Extract each line holding the word "Beratungsprozess" from the entries.

══ RECORDS ══

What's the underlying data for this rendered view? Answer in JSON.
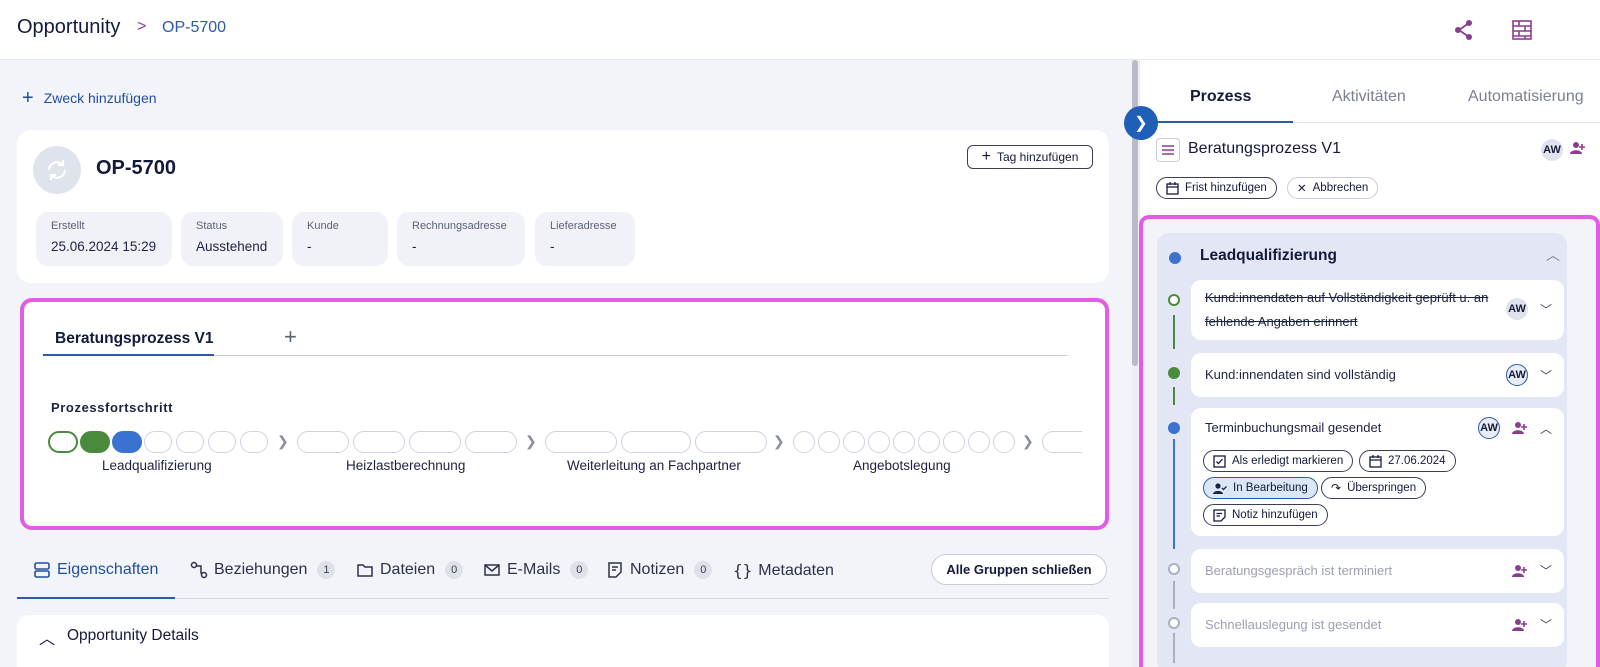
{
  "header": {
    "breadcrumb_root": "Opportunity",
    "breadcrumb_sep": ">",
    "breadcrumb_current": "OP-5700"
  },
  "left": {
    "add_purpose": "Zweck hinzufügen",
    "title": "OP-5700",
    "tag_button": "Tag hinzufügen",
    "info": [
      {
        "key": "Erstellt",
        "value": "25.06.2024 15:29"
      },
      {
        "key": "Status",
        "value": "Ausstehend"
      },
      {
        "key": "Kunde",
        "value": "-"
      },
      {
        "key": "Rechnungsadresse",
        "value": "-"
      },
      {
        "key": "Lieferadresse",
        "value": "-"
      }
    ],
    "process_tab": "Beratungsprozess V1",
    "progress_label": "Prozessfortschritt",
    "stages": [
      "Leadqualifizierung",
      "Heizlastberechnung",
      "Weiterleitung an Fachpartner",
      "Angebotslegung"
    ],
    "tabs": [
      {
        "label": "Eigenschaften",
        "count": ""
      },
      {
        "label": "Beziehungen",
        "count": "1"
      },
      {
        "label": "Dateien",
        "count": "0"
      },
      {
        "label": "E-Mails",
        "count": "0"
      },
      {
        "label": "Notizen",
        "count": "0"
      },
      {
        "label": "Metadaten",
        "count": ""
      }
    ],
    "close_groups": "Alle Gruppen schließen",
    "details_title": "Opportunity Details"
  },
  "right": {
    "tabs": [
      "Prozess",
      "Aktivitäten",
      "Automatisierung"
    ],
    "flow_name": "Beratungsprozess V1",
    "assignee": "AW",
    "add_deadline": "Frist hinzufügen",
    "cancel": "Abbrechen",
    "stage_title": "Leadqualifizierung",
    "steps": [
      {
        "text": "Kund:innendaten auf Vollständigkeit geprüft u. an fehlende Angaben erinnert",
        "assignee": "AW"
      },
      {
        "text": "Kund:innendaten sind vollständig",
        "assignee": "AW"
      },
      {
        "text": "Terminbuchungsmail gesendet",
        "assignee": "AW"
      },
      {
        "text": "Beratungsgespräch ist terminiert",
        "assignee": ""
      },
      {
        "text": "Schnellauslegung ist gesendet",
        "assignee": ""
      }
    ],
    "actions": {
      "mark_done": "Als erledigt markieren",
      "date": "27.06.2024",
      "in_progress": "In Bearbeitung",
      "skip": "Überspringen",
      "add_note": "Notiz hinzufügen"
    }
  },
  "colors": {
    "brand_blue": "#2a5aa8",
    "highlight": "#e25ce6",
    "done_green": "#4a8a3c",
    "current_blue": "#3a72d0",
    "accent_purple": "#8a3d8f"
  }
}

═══
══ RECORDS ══

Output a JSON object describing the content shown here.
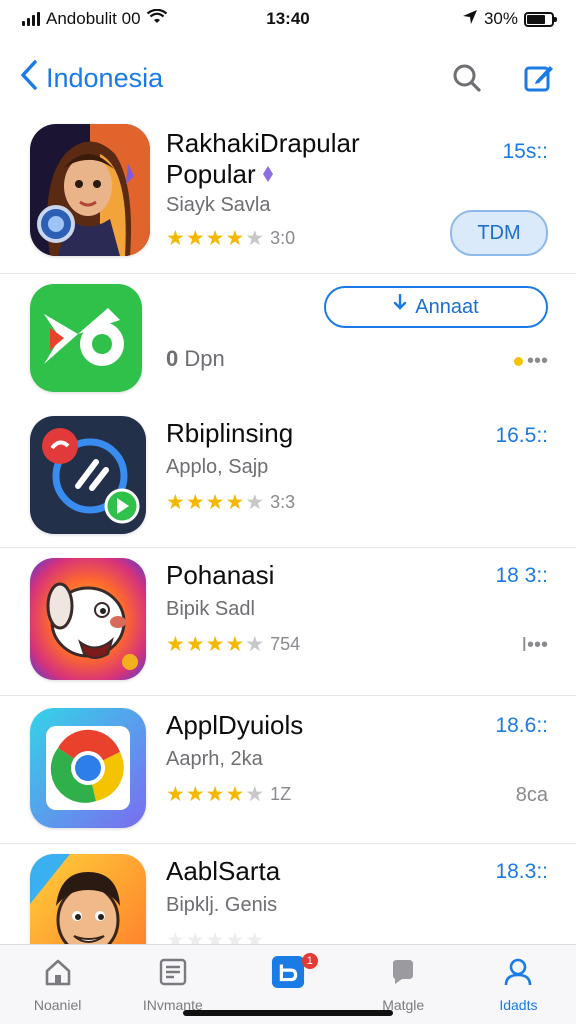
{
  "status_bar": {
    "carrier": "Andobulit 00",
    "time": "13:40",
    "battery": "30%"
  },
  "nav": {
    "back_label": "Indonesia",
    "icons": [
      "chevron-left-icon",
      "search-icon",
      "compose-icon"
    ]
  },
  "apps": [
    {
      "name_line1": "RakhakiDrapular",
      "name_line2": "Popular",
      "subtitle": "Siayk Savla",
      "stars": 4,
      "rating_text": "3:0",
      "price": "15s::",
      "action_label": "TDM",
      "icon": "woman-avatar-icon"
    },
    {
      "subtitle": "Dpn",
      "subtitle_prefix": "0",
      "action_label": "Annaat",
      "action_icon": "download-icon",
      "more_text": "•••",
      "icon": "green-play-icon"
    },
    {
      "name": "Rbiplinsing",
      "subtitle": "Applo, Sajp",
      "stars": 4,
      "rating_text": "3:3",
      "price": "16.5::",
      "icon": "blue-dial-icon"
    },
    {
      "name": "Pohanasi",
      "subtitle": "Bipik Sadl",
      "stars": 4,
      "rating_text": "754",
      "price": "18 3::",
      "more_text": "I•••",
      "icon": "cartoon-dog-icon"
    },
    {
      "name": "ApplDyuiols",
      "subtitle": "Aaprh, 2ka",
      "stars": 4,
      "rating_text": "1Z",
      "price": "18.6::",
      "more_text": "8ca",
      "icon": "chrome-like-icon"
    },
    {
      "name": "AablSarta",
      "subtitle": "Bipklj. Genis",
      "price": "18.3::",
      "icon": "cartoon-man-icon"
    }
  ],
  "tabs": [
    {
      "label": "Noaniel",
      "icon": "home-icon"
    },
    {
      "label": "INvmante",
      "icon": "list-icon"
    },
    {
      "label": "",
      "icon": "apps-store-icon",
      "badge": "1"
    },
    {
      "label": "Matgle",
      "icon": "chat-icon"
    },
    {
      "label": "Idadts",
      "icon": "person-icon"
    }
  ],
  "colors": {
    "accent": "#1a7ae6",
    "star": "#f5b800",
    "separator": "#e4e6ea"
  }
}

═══
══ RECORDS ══

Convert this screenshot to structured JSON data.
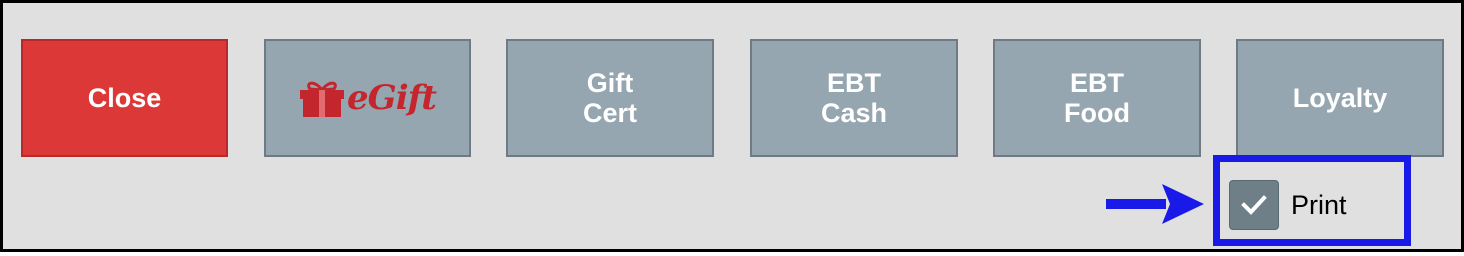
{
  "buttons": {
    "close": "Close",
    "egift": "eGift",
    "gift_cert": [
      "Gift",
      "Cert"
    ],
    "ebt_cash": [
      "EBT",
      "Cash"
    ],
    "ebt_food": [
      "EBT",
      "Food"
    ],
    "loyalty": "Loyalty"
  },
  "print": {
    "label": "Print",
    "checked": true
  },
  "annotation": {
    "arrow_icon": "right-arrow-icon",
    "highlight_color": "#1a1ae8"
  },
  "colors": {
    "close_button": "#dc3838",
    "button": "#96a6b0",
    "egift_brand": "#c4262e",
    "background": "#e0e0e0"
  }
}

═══

TASK RESPONSE:
    "process_tab": "Beratungsprozess V1",
    "flow_name": "Beratungsprozess V1",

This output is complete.